** Task directions **
Select the lines below containing the word "经济基础".

** Data for the task **
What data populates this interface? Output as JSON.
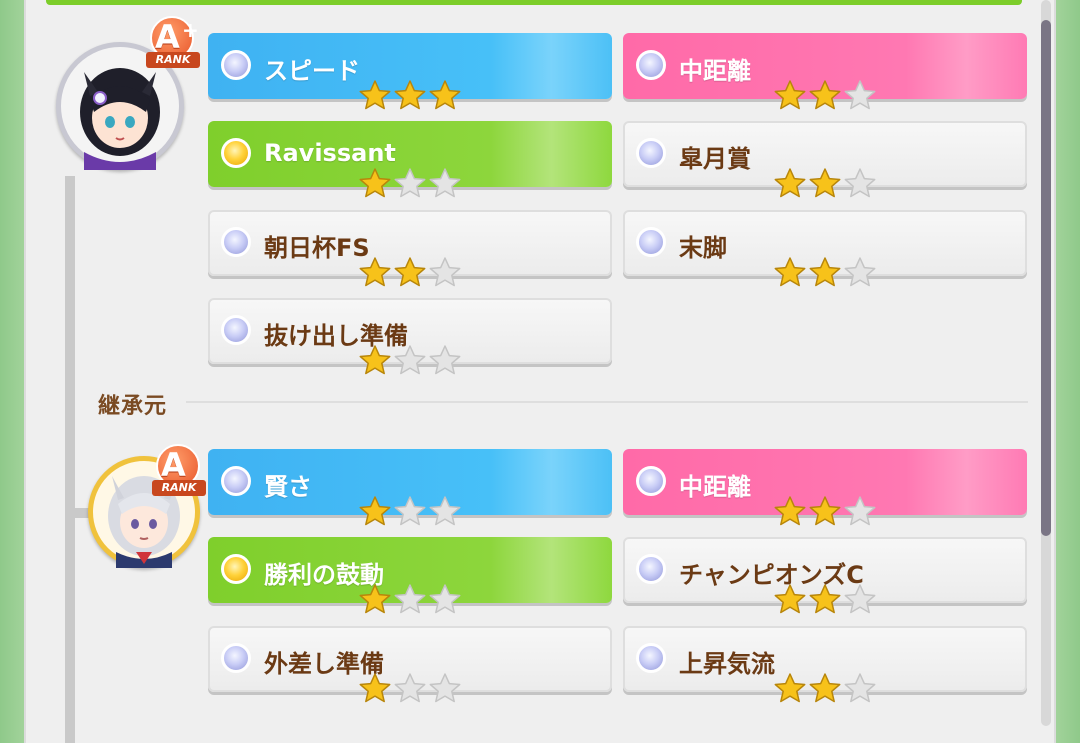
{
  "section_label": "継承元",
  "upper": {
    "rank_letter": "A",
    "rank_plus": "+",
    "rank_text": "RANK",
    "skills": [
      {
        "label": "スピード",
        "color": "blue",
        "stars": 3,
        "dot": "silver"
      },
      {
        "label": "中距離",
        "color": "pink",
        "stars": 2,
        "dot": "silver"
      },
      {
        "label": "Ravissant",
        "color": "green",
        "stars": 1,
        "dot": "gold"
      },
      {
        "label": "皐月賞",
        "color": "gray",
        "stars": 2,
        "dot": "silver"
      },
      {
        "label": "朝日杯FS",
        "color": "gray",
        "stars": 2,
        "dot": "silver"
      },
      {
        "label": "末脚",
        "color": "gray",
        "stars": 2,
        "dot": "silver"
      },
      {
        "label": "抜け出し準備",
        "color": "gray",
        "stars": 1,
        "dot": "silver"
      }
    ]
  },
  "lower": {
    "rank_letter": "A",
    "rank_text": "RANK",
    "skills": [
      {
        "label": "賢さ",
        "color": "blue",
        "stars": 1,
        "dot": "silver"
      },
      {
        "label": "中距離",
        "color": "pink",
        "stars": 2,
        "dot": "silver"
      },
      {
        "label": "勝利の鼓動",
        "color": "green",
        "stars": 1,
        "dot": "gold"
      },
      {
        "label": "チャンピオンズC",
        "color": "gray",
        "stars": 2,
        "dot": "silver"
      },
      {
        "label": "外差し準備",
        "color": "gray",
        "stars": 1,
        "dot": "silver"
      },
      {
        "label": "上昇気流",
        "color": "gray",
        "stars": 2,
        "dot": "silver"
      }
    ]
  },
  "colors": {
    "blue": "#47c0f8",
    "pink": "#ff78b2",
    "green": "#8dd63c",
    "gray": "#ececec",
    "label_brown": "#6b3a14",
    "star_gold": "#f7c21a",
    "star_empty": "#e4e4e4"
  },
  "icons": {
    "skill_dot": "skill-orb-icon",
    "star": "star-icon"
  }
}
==
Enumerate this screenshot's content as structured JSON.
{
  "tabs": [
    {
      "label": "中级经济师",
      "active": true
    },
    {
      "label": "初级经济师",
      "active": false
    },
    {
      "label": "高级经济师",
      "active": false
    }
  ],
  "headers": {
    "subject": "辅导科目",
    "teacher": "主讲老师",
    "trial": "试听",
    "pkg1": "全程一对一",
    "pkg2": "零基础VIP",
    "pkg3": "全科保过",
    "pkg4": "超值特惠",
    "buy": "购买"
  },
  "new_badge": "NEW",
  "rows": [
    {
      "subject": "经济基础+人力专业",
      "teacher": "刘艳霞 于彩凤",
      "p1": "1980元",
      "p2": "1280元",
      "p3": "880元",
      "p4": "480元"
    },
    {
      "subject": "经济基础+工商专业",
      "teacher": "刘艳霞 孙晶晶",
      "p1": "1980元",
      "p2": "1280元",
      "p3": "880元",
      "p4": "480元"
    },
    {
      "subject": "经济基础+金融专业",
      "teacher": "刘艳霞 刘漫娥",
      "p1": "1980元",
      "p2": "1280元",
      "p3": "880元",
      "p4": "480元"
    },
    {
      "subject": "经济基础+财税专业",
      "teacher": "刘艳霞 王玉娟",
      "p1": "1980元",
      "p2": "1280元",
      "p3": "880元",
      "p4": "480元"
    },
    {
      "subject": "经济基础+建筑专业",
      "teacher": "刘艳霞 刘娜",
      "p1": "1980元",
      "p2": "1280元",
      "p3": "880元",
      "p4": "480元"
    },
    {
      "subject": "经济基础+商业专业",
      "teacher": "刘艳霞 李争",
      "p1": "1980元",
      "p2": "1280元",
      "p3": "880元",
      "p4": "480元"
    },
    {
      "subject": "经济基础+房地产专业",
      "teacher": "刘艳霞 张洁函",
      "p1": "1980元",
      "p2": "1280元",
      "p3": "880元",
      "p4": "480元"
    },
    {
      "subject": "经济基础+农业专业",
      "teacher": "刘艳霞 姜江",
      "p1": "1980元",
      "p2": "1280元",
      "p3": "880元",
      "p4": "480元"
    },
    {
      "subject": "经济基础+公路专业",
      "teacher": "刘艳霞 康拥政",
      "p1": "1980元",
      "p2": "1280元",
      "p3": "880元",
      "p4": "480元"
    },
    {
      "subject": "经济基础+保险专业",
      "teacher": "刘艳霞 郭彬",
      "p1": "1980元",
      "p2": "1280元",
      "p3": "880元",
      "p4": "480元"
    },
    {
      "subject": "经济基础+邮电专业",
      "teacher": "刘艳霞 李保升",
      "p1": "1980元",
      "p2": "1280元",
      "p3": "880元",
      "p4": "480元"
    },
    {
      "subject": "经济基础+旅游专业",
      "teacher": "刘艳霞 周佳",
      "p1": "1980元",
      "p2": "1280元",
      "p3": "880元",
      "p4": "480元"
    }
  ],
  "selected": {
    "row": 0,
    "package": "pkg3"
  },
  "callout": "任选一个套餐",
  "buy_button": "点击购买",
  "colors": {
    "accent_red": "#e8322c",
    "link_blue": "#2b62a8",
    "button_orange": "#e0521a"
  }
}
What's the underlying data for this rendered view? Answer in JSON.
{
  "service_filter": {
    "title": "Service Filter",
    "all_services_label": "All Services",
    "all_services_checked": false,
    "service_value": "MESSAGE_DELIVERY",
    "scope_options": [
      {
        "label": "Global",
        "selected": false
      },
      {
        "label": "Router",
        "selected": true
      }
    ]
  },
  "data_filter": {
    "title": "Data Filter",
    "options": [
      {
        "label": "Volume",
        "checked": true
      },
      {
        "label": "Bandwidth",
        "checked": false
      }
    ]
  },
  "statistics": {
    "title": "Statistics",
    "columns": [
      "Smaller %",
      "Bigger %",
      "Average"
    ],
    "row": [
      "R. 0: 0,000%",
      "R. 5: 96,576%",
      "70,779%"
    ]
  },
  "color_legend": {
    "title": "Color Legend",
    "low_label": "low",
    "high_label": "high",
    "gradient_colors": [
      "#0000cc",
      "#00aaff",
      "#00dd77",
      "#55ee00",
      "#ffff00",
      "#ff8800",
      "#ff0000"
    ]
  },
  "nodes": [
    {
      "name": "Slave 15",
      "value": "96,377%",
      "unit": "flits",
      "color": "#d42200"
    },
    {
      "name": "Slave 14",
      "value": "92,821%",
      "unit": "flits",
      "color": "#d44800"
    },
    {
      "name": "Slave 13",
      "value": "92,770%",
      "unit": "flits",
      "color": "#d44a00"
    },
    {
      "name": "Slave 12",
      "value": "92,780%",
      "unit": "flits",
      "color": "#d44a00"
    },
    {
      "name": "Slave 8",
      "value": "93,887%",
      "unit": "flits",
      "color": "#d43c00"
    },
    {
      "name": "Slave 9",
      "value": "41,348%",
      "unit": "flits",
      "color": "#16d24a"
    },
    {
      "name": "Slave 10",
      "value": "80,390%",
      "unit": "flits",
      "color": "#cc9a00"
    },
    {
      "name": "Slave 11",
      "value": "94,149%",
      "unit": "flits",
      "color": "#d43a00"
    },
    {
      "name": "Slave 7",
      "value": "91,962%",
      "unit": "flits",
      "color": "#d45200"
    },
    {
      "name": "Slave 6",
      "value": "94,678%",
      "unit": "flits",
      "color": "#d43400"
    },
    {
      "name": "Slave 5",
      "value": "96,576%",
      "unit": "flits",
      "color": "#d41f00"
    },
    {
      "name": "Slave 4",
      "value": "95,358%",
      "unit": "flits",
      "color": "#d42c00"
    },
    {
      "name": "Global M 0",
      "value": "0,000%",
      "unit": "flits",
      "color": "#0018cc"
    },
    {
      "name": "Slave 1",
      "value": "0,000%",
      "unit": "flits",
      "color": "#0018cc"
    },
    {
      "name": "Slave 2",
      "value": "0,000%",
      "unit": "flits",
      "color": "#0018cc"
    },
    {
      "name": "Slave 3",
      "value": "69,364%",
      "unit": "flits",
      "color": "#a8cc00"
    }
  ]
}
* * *
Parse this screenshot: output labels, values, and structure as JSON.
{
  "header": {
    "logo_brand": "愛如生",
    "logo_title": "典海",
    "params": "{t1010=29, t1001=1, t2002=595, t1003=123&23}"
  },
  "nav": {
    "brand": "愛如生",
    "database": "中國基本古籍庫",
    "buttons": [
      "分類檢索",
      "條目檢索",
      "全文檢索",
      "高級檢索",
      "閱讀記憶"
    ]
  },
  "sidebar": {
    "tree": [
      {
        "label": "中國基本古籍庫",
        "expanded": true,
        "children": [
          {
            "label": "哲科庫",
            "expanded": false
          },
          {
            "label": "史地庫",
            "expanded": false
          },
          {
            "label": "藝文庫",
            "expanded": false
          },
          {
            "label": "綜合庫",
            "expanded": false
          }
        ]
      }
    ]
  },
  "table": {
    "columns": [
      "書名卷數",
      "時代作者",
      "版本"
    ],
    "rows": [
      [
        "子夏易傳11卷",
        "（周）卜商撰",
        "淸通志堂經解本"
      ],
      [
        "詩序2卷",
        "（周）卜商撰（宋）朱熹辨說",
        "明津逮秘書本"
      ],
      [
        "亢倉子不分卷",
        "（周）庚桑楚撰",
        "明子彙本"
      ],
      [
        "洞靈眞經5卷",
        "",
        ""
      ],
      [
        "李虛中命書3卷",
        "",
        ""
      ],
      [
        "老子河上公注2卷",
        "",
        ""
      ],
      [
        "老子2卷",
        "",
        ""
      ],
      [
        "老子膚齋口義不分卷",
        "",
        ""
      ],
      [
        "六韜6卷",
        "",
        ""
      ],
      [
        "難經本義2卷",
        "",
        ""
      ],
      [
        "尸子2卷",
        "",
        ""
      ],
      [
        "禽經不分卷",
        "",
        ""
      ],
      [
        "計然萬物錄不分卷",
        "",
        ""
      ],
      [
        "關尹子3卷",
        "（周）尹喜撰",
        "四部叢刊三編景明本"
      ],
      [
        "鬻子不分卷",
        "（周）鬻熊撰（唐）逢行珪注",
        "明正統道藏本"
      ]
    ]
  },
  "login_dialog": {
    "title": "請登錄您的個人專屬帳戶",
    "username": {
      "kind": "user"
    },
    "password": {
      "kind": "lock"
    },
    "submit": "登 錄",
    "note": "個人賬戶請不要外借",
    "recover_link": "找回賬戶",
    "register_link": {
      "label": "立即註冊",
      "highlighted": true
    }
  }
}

** Result of the task **
      "subject": "经济基础+人力专业",
      "subject": "经济基础+工商专业",
      "subject": "经济基础+金融专业",
      "subject": "经济基础+财税专业",
      "subject": "经济基础+建筑专业",
      "subject": "经济基础+商业专业",
      "subject": "经济基础+房地产专业",
      "subject": "经济基础+农业专业",
      "subject": "经济基础+公路专业",
      "subject": "经济基础+保险专业",
      "subject": "经济基础+邮电专业",
      "subject": "经济基础+旅游专业",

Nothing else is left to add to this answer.